PROBLEM DESCRIPTION:
Look through the records and copy each line with the string "JSON" in it.

Stored entries:
▼

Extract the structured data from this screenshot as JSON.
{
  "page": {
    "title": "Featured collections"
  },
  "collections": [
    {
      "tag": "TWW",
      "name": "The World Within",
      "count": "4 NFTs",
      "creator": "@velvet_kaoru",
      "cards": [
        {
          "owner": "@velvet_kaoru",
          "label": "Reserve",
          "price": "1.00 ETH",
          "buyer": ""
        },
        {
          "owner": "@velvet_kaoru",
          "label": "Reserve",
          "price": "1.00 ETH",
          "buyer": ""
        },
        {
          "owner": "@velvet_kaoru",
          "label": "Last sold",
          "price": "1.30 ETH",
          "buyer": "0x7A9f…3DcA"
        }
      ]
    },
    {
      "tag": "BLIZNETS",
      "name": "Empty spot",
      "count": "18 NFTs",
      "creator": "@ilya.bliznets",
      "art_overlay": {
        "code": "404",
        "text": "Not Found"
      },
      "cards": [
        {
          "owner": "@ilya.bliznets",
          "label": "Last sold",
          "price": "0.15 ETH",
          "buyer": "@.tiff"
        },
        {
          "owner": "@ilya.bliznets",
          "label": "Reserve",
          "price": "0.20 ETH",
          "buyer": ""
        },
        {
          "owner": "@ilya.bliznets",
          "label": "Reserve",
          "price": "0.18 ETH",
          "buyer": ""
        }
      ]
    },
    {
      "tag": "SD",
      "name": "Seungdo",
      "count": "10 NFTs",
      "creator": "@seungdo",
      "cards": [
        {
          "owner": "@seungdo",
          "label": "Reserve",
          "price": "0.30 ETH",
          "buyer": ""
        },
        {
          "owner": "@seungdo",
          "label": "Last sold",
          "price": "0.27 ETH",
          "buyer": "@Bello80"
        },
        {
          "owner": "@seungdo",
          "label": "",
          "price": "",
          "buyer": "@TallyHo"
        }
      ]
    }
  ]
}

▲
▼

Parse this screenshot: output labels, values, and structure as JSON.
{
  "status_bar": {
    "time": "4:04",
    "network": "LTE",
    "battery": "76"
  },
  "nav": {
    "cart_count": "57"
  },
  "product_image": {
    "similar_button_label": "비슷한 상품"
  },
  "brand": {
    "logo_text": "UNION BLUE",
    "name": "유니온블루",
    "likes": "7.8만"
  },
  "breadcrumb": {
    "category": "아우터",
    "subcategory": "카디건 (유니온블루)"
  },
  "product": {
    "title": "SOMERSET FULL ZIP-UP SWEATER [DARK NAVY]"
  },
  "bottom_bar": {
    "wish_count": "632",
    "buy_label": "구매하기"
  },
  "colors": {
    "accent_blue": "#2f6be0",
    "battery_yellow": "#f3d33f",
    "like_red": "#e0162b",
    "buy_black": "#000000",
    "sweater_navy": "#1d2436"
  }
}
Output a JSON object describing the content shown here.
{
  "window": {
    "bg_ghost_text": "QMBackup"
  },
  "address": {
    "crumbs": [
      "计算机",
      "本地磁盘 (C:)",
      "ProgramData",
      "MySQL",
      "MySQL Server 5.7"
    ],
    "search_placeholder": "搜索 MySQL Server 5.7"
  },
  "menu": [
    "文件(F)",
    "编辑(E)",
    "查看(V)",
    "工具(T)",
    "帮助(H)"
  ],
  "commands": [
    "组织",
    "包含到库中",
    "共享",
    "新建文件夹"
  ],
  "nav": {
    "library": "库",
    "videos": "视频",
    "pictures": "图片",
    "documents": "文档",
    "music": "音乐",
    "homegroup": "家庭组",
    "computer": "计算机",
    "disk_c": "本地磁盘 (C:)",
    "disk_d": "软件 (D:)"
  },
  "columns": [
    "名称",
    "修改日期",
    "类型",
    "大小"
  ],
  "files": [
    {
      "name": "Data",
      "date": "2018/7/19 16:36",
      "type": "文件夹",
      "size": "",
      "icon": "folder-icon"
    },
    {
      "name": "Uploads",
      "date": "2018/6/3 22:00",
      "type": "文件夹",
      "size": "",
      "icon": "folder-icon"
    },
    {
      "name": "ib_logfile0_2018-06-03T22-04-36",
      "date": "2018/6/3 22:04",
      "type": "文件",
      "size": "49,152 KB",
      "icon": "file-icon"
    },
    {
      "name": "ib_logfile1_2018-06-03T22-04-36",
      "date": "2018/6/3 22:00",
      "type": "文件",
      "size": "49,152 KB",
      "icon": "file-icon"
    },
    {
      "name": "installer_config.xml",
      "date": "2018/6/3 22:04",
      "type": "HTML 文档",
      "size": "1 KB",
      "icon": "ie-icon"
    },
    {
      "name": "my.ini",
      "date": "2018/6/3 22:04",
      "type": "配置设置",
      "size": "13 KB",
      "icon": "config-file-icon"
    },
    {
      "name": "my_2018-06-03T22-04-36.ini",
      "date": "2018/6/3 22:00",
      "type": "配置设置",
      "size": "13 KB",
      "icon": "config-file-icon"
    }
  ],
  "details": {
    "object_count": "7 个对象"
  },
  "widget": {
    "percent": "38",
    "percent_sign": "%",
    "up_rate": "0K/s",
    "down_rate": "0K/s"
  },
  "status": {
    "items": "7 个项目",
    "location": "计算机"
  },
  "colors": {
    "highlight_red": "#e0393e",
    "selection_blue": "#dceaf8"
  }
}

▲

SOLUTION TO THIS TASK:
Extract the structured data from this screenshot as JSON.
Parse this screenshot: output labels, values, and structure as JSON.
Output a JSON object describing the content shown here.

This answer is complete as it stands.